*Directions for this task*. Your task is to give the entries back exactly, leaving nothing out.

*Task inputs*.
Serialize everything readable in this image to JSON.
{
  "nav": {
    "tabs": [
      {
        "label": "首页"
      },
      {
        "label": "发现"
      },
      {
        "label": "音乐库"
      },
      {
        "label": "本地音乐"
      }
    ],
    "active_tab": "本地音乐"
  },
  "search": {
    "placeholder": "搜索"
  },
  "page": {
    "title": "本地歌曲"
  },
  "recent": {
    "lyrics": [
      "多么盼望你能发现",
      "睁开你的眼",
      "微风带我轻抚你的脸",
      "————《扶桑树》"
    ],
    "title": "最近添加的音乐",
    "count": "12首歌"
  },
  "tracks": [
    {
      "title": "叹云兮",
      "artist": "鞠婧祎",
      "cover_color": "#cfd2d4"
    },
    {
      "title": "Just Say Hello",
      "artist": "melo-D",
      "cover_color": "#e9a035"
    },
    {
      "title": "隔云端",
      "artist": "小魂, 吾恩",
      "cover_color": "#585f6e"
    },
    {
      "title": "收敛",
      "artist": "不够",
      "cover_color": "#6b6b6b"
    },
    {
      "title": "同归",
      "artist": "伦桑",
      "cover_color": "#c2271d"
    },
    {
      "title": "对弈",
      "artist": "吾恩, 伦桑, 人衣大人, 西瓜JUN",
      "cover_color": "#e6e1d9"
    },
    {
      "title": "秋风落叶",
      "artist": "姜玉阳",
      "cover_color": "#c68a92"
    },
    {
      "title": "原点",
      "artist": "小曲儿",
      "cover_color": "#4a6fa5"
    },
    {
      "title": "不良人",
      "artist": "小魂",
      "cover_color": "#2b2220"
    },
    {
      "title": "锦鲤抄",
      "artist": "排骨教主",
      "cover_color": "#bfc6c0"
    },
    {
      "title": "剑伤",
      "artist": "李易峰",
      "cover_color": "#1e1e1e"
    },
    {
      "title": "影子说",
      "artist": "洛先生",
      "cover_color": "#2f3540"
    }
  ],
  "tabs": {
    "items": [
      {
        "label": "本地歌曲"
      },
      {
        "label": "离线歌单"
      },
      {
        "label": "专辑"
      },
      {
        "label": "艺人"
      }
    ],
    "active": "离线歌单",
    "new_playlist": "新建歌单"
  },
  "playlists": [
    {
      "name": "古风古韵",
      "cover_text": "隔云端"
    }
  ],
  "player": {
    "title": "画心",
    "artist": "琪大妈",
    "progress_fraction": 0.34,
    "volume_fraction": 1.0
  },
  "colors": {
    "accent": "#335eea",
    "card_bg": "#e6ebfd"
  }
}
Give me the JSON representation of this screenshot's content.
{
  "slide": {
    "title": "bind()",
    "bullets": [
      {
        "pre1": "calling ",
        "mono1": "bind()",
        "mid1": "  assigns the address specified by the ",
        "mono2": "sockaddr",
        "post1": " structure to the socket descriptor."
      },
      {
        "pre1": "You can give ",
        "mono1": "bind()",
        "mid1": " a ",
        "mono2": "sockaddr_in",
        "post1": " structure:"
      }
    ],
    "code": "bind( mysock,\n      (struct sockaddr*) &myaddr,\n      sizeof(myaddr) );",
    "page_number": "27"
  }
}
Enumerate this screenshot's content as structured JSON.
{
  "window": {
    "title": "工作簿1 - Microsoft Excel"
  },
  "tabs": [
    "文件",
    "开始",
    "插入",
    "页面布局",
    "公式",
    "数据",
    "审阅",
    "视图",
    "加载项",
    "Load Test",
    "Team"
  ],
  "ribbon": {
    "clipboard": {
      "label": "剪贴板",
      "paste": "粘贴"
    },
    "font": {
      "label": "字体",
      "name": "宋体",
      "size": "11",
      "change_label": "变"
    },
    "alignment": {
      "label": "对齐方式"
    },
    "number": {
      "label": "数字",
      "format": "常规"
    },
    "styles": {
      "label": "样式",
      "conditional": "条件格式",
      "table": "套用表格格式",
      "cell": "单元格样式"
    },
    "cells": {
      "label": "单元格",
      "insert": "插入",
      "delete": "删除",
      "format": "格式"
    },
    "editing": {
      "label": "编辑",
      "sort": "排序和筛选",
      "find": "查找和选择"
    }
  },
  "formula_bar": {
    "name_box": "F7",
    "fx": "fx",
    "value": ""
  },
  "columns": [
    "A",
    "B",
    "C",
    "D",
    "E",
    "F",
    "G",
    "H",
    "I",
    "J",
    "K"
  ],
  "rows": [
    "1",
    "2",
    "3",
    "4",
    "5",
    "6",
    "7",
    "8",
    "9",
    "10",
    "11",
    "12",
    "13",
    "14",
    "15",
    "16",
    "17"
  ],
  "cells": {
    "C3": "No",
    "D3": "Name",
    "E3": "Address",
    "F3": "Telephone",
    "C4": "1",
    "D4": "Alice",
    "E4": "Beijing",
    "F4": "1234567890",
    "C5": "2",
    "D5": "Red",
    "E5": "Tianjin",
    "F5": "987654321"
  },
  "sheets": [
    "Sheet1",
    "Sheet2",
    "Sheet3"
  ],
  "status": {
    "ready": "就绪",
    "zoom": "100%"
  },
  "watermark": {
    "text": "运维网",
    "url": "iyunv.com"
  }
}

*Output*.
Serialize everything readable in this image to JSON.
{
  "nav": {
    "tabs": [
      {
        "label": "首页"
      },
      {
        "label": "发现"
      },
      {
        "label": "音乐库"
      },
      {
        "label": "本地音乐"
      }
    ],
    "active_tab": "本地音乐"
  },
  "search": {
    "placeholder": "搜索"
  },
  "page": {
    "title": "本地歌曲"
  },
  "recent": {
    "lyrics": [
      "多么盼望你能发现",
      "睁开你的眼",
      "微风带我轻抚你的脸",
      "————《扶桑树》"
    ],
    "title": "最近添加的音乐",
    "count": "12首歌"
  },
  "tracks": [
    {
      "title": "叹云兮",
      "artist": "鞠婧祎",
      "cover_color": "#cfd2d4"
    },
    {
      "title": "Just Say Hello",
      "artist": "melo-D",
      "cover_color": "#e9a035"
    },
    {
      "title": "隔云端",
      "artist": "小魂, 吾恩",
      "cover_color": "#585f6e"
    },
    {
      "title": "收敛",
      "artist": "不够",
      "cover_color": "#6b6b6b"
    },
    {
      "title": "同归",
      "artist": "伦桑",
      "cover_color": "#c2271d"
    },
    {
      "title": "对弈",
      "artist": "吾恩, 伦桑, 人衣大人, 西瓜JUN",
      "cover_color": "#e6e1d9"
    },
    {
      "title": "秋风落叶",
      "artist": "姜玉阳",
      "cover_color": "#c68a92"
    },
    {
      "title": "原点",
      "artist": "小曲儿",
      "cover_color": "#4a6fa5"
    },
    {
      "title": "不良人",
      "artist": "小魂",
      "cover_color": "#2b2220"
    },
    {
      "title": "锦鲤抄",
      "artist": "排骨教主",
      "cover_color": "#bfc6c0"
    },
    {
      "title": "剑伤",
      "artist": "李易峰",
      "cover_color": "#1e1e1e"
    },
    {
      "title": "影子说",
      "artist": "洛先生",
      "cover_color": "#2f3540"
    }
  ],
  "tabs": {
    "items": [
      {
        "label": "本地歌曲"
      },
      {
        "label": "离线歌单"
      },
      {
        "label": "专辑"
      },
      {
        "label": "艺人"
      }
    ],
    "active": "离线歌单",
    "new_playlist": "新建歌单"
  },
  "playlists": [
    {
      "name": "古风古韵",
      "cover_text": "隔云端"
    }
  ],
  "player": {
    "title": "画心",
    "artist": "琪大妈",
    "progress_fraction": 0.34,
    "volume_fraction": 1.0
  },
  "colors": {
    "accent": "#335eea",
    "card_bg": "#e6ebfd"
  }
}
Give me the JSON representation of this screenshot's content.
{
  "slide": {
    "title": "bind()",
    "bullets": [
      {
        "pre1": "calling ",
        "mono1": "bind()",
        "mid1": "  assigns the address specified by the ",
        "mono2": "sockaddr",
        "post1": " structure to the socket descriptor."
      },
      {
        "pre1": "You can give ",
        "mono1": "bind()",
        "mid1": " a ",
        "mono2": "sockaddr_in",
        "post1": " structure:"
      }
    ],
    "code": "bind( mysock,\n      (struct sockaddr*) &myaddr,\n      sizeof(myaddr) );",
    "page_number": "27"
  }
}
Enumerate this screenshot's content as structured JSON.
{
  "window": {
    "title": "工作簿1 - Microsoft Excel"
  },
  "tabs": [
    "文件",
    "开始",
    "插入",
    "页面布局",
    "公式",
    "数据",
    "审阅",
    "视图",
    "加载项",
    "Load Test",
    "Team"
  ],
  "ribbon": {
    "clipboard": {
      "label": "剪贴板",
      "paste": "粘贴"
    },
    "font": {
      "label": "字体",
      "name": "宋体",
      "size": "11",
      "change_label": "变"
    },
    "alignment": {
      "label": "对齐方式"
    },
    "number": {
      "label": "数字",
      "format": "常规"
    },
    "styles": {
      "label": "样式",
      "conditional": "条件格式",
      "table": "套用表格格式",
      "cell": "单元格样式"
    },
    "cells": {
      "label": "单元格",
      "insert": "插入",
      "delete": "删除",
      "format": "格式"
    },
    "editing": {
      "label": "编辑",
      "sort": "排序和筛选",
      "find": "查找和选择"
    }
  },
  "formula_bar": {
    "name_box": "F7",
    "fx": "fx",
    "value": ""
  },
  "columns": [
    "A",
    "B",
    "C",
    "D",
    "E",
    "F",
    "G",
    "H",
    "I",
    "J",
    "K"
  ],
  "rows": [
    "1",
    "2",
    "3",
    "4",
    "5",
    "6",
    "7",
    "8",
    "9",
    "10",
    "11",
    "12",
    "13",
    "14",
    "15",
    "16",
    "17"
  ],
  "cells": {
    "C3": "No",
    "D3": "Name",
    "E3": "Address",
    "F3": "Telephone",
    "C4": "1",
    "D4": "Alice",
    "E4": "Beijing",
    "F4": "1234567890",
    "C5": "2",
    "D5": "Red",
    "E5": "Tianjin",
    "F5": "987654321"
  },
  "sheets": [
    "Sheet1",
    "Sheet2",
    "Sheet3"
  ],
  "status": {
    "ready": "就绪",
    "zoom": "100%"
  },
  "watermark": {
    "text": "运维网",
    "url": "iyunv.com"
  }
}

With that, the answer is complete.